## Work instruction
Write the records out exactly, so that no picture remains in the copy.

------------------------

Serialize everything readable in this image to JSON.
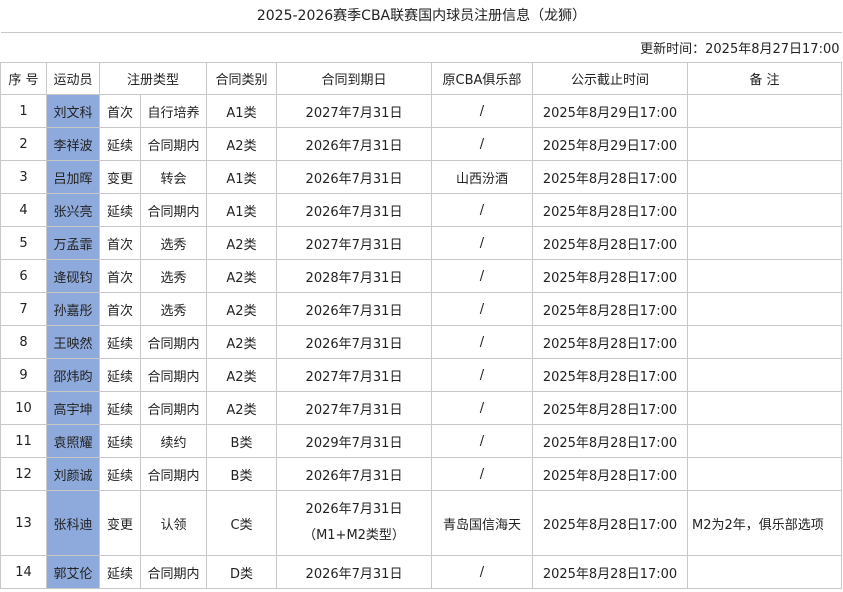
{
  "title": "2025-2026赛季CBA联赛国内球员注册信息（龙狮）",
  "update_time": "更新时间：2025年8月27日17:00",
  "headers": [
    "序 号",
    "运动员",
    "注册类型",
    "合同类别",
    "合同到期日",
    "原CBA俱乐部",
    "公示截止时间",
    "备 注"
  ],
  "rows": [
    {
      "no": "1",
      "name": "刘文科",
      "reg1": "首次",
      "reg2": "自行培养",
      "cat": "A1类",
      "expiry": "2027年7月31日",
      "club": "/",
      "deadline": "2025年8月29日17:00",
      "note": ""
    },
    {
      "no": "2",
      "name": "李祥波",
      "reg1": "延续",
      "reg2": "合同期内",
      "cat": "A2类",
      "expiry": "2026年7月31日",
      "club": "/",
      "deadline": "2025年8月29日17:00",
      "note": ""
    },
    {
      "no": "3",
      "name": "吕加晖",
      "reg1": "变更",
      "reg2": "转会",
      "cat": "A1类",
      "expiry": "2026年7月31日",
      "club": "山西汾酒",
      "deadline": "2025年8月28日17:00",
      "note": ""
    },
    {
      "no": "4",
      "name": "张兴亮",
      "reg1": "延续",
      "reg2": "合同期内",
      "cat": "A1类",
      "expiry": "2026年7月31日",
      "club": "/",
      "deadline": "2025年8月28日17:00",
      "note": ""
    },
    {
      "no": "5",
      "name": "万孟霏",
      "reg1": "首次",
      "reg2": "选秀",
      "cat": "A2类",
      "expiry": "2027年7月31日",
      "club": "/",
      "deadline": "2025年8月28日17:00",
      "note": ""
    },
    {
      "no": "6",
      "name": "逄砚钧",
      "reg1": "首次",
      "reg2": "选秀",
      "cat": "A2类",
      "expiry": "2028年7月31日",
      "club": "/",
      "deadline": "2025年8月28日17:00",
      "note": ""
    },
    {
      "no": "7",
      "name": "孙嘉彤",
      "reg1": "首次",
      "reg2": "选秀",
      "cat": "A2类",
      "expiry": "2026年7月31日",
      "club": "/",
      "deadline": "2025年8月28日17:00",
      "note": ""
    },
    {
      "no": "8",
      "name": "王映然",
      "reg1": "延续",
      "reg2": "合同期内",
      "cat": "A2类",
      "expiry": "2026年7月31日",
      "club": "/",
      "deadline": "2025年8月28日17:00",
      "note": ""
    },
    {
      "no": "9",
      "name": "邵炜昀",
      "reg1": "延续",
      "reg2": "合同期内",
      "cat": "A2类",
      "expiry": "2027年7月31日",
      "club": "/",
      "deadline": "2025年8月28日17:00",
      "note": ""
    },
    {
      "no": "10",
      "name": "高宇坤",
      "reg1": "延续",
      "reg2": "合同期内",
      "cat": "A2类",
      "expiry": "2027年7月31日",
      "club": "/",
      "deadline": "2025年8月28日17:00",
      "note": ""
    },
    {
      "no": "11",
      "name": "袁照耀",
      "reg1": "延续",
      "reg2": "续约",
      "cat": "B类",
      "expiry": "2029年7月31日",
      "club": "/",
      "deadline": "2025年8月28日17:00",
      "note": ""
    },
    {
      "no": "12",
      "name": "刘颜诚",
      "reg1": "延续",
      "reg2": "合同期内",
      "cat": "B类",
      "expiry": "2026年7月31日",
      "club": "/",
      "deadline": "2025年8月28日17:00",
      "note": ""
    },
    {
      "no": "13",
      "name": "张科迪",
      "reg1": "变更",
      "reg2": "认领",
      "cat": "C类",
      "expiry": "2026年7月31日",
      "expiry2": "（M1+M2类型）",
      "club": "青岛国信海天",
      "deadline": "2025年8月28日17:00",
      "note": "M2为2年，俱乐部选项"
    },
    {
      "no": "14",
      "name": "郭艾伦",
      "reg1": "延续",
      "reg2": "合同期内",
      "cat": "D类",
      "expiry": "2026年7月31日",
      "club": "/",
      "deadline": "2025年8月28日17:00",
      "note": ""
    }
  ]
}
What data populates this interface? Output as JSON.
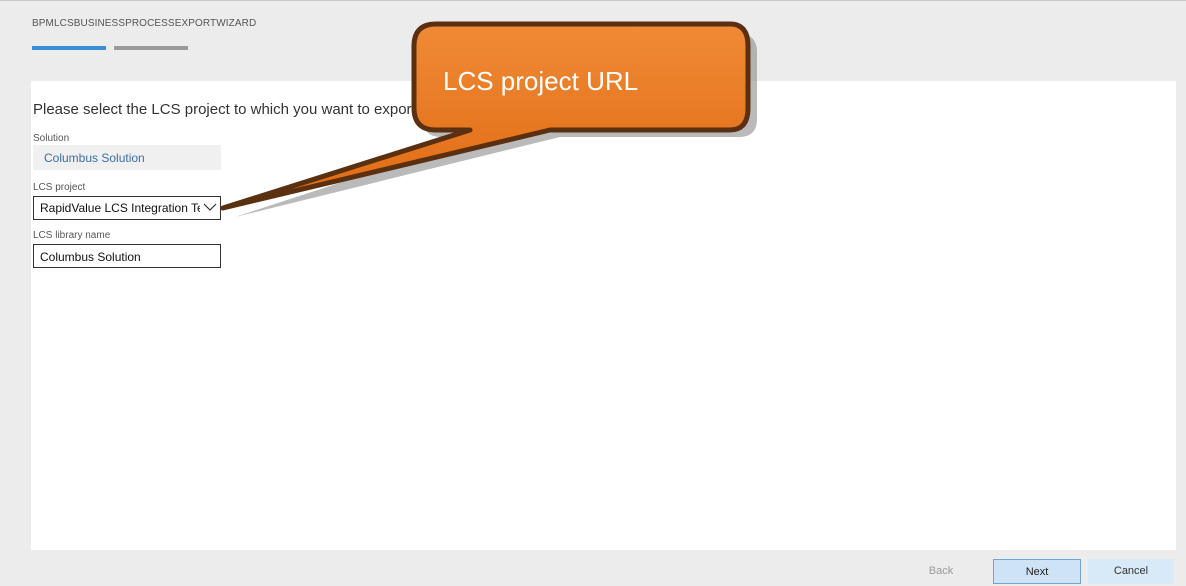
{
  "wizard": {
    "title": "BPMLCSBUSINESSPROCESSEXPORTWIZARD"
  },
  "content": {
    "instruction": "Please select the LCS project to which you want to export th"
  },
  "fields": {
    "solution_label": "Solution",
    "solution_value": "Columbus Solution",
    "project_label": "LCS project",
    "project_value": "RapidValue LCS Integration Test",
    "library_label": "LCS library name",
    "library_value": "Columbus Solution"
  },
  "footer": {
    "back_label": "Back",
    "next_label": "Next",
    "cancel_label": "Cancel"
  },
  "callout": {
    "text": "LCS project URL",
    "color": "#e87722"
  },
  "colors": {
    "accent": "#3a8fd8",
    "link_text": "#3a6ea5"
  },
  "icons": {
    "dropdown": "chevron-down-icon"
  }
}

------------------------

## Response to this exercise
Serialize everything readable in this image to JSON.
{
  "title": "2025-2026赛季CBA联赛国内球员注册信息（龙狮）",
  "update_time": "更新时间：2025年8月27日17:00",
  "headers": [
    "序 号",
    "运动员",
    "注册类型",
    "合同类别",
    "合同到期日",
    "原CBA俱乐部",
    "公示截止时间",
    "备 注"
  ],
  "rows": [
    {
      "no": "1",
      "name": "刘文科",
      "reg1": "首次",
      "reg2": "自行培养",
      "cat": "A1类",
      "expiry": "2027年7月31日",
      "club": "/",
      "deadline": "2025年8月29日17:00",
      "note": ""
    },
    {
      "no": "2",
      "name": "李祥波",
      "reg1": "延续",
      "reg2": "合同期内",
      "cat": "A2类",
      "expiry": "2026年7月31日",
      "club": "/",
      "deadline": "2025年8月29日17:00",
      "note": ""
    },
    {
      "no": "3",
      "name": "吕加晖",
      "reg1": "变更",
      "reg2": "转会",
      "cat": "A1类",
      "expiry": "2026年7月31日",
      "club": "山西汾酒",
      "deadline": "2025年8月28日17:00",
      "note": ""
    },
    {
      "no": "4",
      "name": "张兴亮",
      "reg1": "延续",
      "reg2": "合同期内",
      "cat": "A1类",
      "expiry": "2026年7月31日",
      "club": "/",
      "deadline": "2025年8月28日17:00",
      "note": ""
    },
    {
      "no": "5",
      "name": "万孟霏",
      "reg1": "首次",
      "reg2": "选秀",
      "cat": "A2类",
      "expiry": "2027年7月31日",
      "club": "/",
      "deadline": "2025年8月28日17:00",
      "note": ""
    },
    {
      "no": "6",
      "name": "逄砚钧",
      "reg1": "首次",
      "reg2": "选秀",
      "cat": "A2类",
      "expiry": "2028年7月31日",
      "club": "/",
      "deadline": "2025年8月28日17:00",
      "note": ""
    },
    {
      "no": "7",
      "name": "孙嘉彤",
      "reg1": "首次",
      "reg2": "选秀",
      "cat": "A2类",
      "expiry": "2026年7月31日",
      "club": "/",
      "deadline": "2025年8月28日17:00",
      "note": ""
    },
    {
      "no": "8",
      "name": "王映然",
      "reg1": "延续",
      "reg2": "合同期内",
      "cat": "A2类",
      "expiry": "2026年7月31日",
      "club": "/",
      "deadline": "2025年8月28日17:00",
      "note": ""
    },
    {
      "no": "9",
      "name": "邵炜昀",
      "reg1": "延续",
      "reg2": "合同期内",
      "cat": "A2类",
      "expiry": "2027年7月31日",
      "club": "/",
      "deadline": "2025年8月28日17:00",
      "note": ""
    },
    {
      "no": "10",
      "name": "高宇坤",
      "reg1": "延续",
      "reg2": "合同期内",
      "cat": "A2类",
      "expiry": "2027年7月31日",
      "club": "/",
      "deadline": "2025年8月28日17:00",
      "note": ""
    },
    {
      "no": "11",
      "name": "袁照耀",
      "reg1": "延续",
      "reg2": "续约",
      "cat": "B类",
      "expiry": "2029年7月31日",
      "club": "/",
      "deadline": "2025年8月28日17:00",
      "note": ""
    },
    {
      "no": "12",
      "name": "刘颜诚",
      "reg1": "延续",
      "reg2": "合同期内",
      "cat": "B类",
      "expiry": "2026年7月31日",
      "club": "/",
      "deadline": "2025年8月28日17:00",
      "note": ""
    },
    {
      "no": "13",
      "name": "张科迪",
      "reg1": "变更",
      "reg2": "认领",
      "cat": "C类",
      "expiry": "2026年7月31日",
      "expiry2": "（M1+M2类型）",
      "club": "青岛国信海天",
      "deadline": "2025年8月28日17:00",
      "note": "M2为2年，俱乐部选项"
    },
    {
      "no": "14",
      "name": "郭艾伦",
      "reg1": "延续",
      "reg2": "合同期内",
      "cat": "D类",
      "expiry": "2026年7月31日",
      "club": "/",
      "deadline": "2025年8月28日17:00",
      "note": ""
    }
  ]
}
What data populates this interface? Output as JSON.
{
  "wizard": {
    "title": "BPMLCSBUSINESSPROCESSEXPORTWIZARD"
  },
  "content": {
    "instruction": "Please select the LCS project to which you want to export th"
  },
  "fields": {
    "solution_label": "Solution",
    "solution_value": "Columbus Solution",
    "project_label": "LCS project",
    "project_value": "RapidValue LCS Integration Test",
    "library_label": "LCS library name",
    "library_value": "Columbus Solution"
  },
  "footer": {
    "back_label": "Back",
    "next_label": "Next",
    "cancel_label": "Cancel"
  },
  "callout": {
    "text": "LCS project URL",
    "color": "#e87722"
  },
  "colors": {
    "accent": "#3a8fd8",
    "link_text": "#3a6ea5"
  },
  "icons": {
    "dropdown": "chevron-down-icon"
  }
}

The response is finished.